Component data from apps and pages:
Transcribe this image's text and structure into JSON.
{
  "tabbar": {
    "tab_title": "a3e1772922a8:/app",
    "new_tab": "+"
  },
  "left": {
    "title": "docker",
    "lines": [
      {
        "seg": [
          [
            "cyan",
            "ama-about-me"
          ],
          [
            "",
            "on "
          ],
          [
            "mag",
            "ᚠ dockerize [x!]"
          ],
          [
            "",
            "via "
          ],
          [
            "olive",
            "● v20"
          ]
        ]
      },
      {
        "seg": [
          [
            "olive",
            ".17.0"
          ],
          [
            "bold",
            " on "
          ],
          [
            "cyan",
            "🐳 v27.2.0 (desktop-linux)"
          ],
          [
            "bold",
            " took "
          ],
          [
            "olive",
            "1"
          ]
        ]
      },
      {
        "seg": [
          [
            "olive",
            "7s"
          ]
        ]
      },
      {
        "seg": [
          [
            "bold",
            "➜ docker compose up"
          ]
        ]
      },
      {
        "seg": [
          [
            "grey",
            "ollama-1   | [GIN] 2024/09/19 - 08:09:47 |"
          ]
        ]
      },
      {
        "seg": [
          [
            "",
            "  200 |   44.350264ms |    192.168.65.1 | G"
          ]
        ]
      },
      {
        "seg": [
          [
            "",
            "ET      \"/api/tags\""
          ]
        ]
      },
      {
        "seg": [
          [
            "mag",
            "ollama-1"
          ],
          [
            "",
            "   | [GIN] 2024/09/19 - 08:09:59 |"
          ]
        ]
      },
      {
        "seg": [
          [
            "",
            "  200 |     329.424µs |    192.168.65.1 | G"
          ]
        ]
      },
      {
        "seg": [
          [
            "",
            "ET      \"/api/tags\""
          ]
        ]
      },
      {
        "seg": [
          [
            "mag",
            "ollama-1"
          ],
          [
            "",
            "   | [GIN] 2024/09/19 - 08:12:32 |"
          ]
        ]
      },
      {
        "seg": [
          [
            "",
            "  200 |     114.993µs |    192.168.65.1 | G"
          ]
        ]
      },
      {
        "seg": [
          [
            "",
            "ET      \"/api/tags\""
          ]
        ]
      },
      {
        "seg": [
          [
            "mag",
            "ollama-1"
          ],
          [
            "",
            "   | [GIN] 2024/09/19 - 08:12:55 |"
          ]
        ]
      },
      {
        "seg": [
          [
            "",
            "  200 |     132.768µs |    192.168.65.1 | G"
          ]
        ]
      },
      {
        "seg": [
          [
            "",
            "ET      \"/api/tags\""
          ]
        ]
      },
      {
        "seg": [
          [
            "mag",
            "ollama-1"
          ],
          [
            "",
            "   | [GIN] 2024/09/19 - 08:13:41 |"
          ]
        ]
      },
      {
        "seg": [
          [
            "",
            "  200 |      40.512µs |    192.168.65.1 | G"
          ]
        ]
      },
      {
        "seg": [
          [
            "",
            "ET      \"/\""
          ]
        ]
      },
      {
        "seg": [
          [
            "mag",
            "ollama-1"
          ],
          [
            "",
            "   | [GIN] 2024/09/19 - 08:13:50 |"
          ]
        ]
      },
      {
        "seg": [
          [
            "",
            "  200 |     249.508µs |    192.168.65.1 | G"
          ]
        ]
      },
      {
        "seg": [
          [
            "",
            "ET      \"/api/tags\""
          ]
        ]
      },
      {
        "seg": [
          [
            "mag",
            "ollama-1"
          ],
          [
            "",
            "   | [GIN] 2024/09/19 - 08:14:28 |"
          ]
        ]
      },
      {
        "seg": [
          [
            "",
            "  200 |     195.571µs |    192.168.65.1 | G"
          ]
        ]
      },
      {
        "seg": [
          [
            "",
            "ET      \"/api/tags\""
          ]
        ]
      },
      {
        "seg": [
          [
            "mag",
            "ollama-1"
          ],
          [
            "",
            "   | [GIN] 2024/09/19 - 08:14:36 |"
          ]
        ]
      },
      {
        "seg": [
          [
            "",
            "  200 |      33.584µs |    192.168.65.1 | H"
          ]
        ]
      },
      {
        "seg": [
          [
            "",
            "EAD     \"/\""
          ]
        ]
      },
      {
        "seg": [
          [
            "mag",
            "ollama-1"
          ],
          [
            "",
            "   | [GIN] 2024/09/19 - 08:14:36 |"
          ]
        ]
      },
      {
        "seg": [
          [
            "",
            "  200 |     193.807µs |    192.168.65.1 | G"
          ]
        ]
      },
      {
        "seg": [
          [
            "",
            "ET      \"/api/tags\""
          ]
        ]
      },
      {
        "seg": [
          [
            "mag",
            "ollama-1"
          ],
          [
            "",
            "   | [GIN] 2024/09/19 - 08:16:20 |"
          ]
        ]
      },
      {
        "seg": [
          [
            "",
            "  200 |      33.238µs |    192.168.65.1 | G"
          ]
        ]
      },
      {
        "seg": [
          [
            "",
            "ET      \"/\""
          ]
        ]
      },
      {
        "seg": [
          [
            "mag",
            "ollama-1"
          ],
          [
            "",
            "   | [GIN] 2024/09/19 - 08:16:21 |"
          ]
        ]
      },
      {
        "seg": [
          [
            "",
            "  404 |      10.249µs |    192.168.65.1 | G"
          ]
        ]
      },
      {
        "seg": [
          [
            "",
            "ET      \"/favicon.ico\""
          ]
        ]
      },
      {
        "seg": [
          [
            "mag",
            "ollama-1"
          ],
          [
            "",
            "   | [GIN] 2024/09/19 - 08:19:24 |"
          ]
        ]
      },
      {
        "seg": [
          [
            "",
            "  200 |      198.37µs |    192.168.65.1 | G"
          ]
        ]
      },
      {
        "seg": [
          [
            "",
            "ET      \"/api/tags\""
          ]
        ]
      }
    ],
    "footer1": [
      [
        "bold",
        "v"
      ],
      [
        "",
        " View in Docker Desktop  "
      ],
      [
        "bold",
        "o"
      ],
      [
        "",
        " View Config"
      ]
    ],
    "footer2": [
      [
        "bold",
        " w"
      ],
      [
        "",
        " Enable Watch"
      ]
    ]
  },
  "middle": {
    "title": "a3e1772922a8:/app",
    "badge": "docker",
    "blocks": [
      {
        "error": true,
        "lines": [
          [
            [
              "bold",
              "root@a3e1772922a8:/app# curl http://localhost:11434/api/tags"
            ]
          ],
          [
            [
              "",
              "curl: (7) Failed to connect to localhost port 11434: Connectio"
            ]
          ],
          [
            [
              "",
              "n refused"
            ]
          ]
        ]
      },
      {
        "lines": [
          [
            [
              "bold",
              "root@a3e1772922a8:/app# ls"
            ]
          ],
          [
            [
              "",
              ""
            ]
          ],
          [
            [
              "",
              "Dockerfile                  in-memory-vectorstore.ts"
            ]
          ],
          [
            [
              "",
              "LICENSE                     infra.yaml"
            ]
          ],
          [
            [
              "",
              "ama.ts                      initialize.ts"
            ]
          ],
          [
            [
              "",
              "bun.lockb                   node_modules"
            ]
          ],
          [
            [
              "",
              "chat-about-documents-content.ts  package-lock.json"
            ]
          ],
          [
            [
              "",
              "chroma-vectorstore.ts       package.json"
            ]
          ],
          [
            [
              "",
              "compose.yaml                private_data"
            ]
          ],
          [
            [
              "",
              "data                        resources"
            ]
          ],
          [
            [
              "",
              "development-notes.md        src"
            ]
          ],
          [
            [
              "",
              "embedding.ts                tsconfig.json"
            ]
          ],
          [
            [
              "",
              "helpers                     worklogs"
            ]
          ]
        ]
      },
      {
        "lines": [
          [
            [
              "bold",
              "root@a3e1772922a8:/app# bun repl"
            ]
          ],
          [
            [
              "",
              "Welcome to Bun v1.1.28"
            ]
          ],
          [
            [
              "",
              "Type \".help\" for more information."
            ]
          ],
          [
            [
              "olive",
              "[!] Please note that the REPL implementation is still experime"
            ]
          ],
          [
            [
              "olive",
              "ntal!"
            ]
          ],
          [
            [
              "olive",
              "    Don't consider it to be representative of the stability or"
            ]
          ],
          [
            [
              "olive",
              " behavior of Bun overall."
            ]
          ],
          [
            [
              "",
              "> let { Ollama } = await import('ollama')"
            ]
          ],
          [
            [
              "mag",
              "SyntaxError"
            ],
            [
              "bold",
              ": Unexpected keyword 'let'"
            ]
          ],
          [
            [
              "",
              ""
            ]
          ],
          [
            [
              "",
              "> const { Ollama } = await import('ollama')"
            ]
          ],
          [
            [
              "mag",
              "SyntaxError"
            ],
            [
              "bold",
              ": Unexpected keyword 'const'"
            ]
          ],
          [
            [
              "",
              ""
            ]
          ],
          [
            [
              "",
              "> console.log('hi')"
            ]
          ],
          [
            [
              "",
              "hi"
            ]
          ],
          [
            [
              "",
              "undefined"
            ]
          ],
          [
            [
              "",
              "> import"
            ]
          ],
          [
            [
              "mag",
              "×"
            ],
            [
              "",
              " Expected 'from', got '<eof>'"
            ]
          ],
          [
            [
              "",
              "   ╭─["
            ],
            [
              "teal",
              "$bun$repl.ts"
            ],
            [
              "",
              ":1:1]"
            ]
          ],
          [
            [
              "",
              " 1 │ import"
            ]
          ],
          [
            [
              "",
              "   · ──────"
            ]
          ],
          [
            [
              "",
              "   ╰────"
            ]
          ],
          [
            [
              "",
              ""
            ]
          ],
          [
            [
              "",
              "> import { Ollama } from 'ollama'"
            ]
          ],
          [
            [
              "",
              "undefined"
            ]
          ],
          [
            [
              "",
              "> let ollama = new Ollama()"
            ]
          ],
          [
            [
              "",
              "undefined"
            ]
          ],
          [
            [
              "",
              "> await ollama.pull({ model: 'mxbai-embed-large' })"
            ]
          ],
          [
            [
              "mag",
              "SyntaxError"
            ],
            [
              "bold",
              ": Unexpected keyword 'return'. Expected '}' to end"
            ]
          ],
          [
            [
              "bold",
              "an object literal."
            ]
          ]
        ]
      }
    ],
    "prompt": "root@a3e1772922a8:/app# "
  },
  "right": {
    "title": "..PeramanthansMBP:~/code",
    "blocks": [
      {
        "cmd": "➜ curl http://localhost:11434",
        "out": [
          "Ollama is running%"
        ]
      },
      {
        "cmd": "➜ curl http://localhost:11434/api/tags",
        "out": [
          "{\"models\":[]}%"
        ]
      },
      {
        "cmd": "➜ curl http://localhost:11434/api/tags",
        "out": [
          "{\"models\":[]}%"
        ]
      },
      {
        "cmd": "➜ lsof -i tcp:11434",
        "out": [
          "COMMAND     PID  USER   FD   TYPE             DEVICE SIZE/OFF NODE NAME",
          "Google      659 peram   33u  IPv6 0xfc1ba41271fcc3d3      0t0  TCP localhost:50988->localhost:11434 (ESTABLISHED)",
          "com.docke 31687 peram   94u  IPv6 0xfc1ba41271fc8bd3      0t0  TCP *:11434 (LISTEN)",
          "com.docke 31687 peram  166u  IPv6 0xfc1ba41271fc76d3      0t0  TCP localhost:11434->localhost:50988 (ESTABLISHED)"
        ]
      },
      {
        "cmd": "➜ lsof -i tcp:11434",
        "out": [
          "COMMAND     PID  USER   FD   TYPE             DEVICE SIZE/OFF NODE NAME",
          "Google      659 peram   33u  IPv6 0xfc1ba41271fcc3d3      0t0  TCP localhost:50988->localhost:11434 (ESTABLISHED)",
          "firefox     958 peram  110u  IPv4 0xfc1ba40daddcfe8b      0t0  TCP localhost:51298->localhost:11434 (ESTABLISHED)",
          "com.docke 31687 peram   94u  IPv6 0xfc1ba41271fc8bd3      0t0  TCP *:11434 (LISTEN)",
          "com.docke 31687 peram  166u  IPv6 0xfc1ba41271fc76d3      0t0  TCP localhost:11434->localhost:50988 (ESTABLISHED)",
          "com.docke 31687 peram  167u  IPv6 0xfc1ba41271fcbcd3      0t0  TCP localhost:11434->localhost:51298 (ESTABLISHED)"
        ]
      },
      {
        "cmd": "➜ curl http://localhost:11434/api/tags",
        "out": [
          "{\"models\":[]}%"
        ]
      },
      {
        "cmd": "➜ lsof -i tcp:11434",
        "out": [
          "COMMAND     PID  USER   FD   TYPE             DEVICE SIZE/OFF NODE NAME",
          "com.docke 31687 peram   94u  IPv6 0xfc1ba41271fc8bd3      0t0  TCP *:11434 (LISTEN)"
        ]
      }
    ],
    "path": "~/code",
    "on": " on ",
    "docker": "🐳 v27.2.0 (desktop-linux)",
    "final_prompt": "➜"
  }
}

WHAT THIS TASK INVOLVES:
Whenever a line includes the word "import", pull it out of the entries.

EXERCISE SOLUTION:
              "> let { Ollama } = await import('ollama')"
              "> const { Ollama } = await import('ollama')"
              "> import"
              " 1 │ import"
              "> import { Ollama } from 'ollama'"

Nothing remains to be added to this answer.